The vast majority of RBI’s competitors, such as McDonald’s, Wendy’s, and Starbucks, have at least one female director. At this Thursday’s board meeting, investors rejected the resolution, but the pressure on RBI to diversify its leadership won’t end there, Green and Patton note:
Twitter has come under appreciable pressure in recent months to address the lack of diversity in its staff and particularly its leadership. The hiring of Jeffrey Siminoff as its head of diversity at the end of last year sparked controversy, with some observers questioning why a white man was chosen for the role. Now, in a move clearly meant to deflect some of that criticism, the social media company has added Debra Lee, the chair and CEO of BET Networks, to its board of directors.
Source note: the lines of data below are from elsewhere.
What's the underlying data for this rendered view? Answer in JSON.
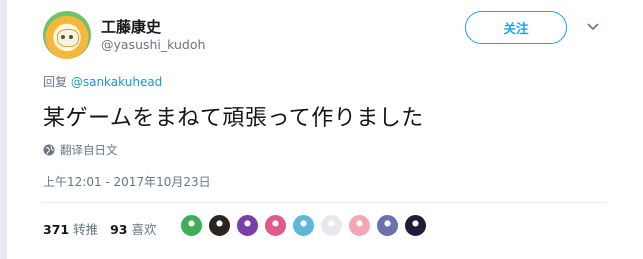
{
  "user": {
    "display_name": "工藤康史",
    "handle": "@yasushi_kudoh",
    "avatar_icon": "user-avatar"
  },
  "follow_button": {
    "label": "关注"
  },
  "menu": {
    "icon": "chevron-down-icon"
  },
  "reply_to": {
    "prefix": "回复",
    "mention": "@sankakuhead"
  },
  "tweet": {
    "text": "某ゲームをまねて頑張って作りました"
  },
  "translate": {
    "icon": "globe-icon",
    "label": "翻译自日文"
  },
  "timestamp": "上午12:01 - 2017年10月23日",
  "stats": {
    "retweets": {
      "count": "371",
      "label": "转推"
    },
    "likes": {
      "count": "93",
      "label": "喜欢"
    }
  },
  "likers": [
    {
      "name": "liker-avatar-1",
      "color": "#3fae5a"
    },
    {
      "name": "liker-avatar-2",
      "color": "#2b2420"
    },
    {
      "name": "liker-avatar-3",
      "color": "#7a3fa8"
    },
    {
      "name": "liker-avatar-4",
      "color": "#e05a8a"
    },
    {
      "name": "liker-avatar-5",
      "color": "#5fb8d8"
    },
    {
      "name": "liker-avatar-6",
      "color": "#e8e8ee"
    },
    {
      "name": "liker-avatar-7",
      "color": "#f4a6b8"
    },
    {
      "name": "liker-avatar-8",
      "color": "#6a70b0"
    },
    {
      "name": "liker-avatar-9",
      "color": "#1e1e3a"
    }
  ],
  "colors": {
    "accent": "#1da1f2",
    "link": "#1b95e0",
    "muted": "#657786",
    "text": "#14171a"
  }
}
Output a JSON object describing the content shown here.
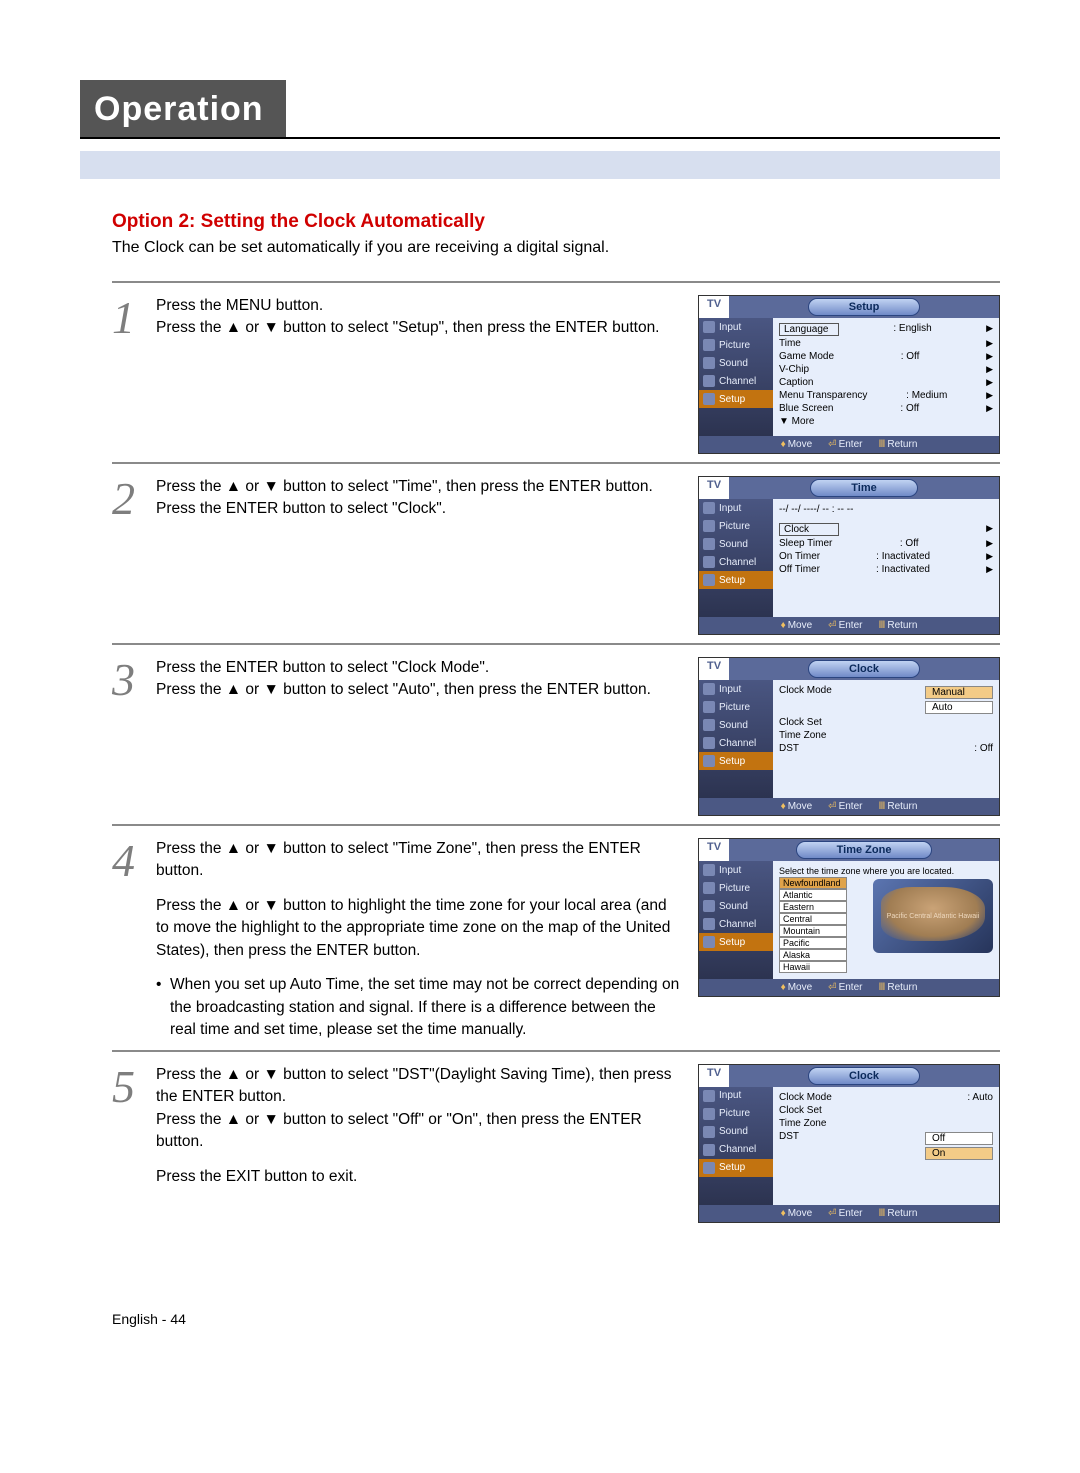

CNN Money has the story:
Lee is a long-time media executive, having served as chief executive of BET for the past 10 years. BET is owned by Viacom. In some ways, the appointment is an acknowledgment of Black Twitter, a name given to the large number of African Americans on the site. Chris Sacca, an early investor in Twitter, recently referenced the high number of African Americans who use the platform.
“Twitter is ‘Black Twitter’,” he said on stage during Collision. “That is a brand that Black Twitter has given itself. That’s where the hashtags happen … where the excitement is.”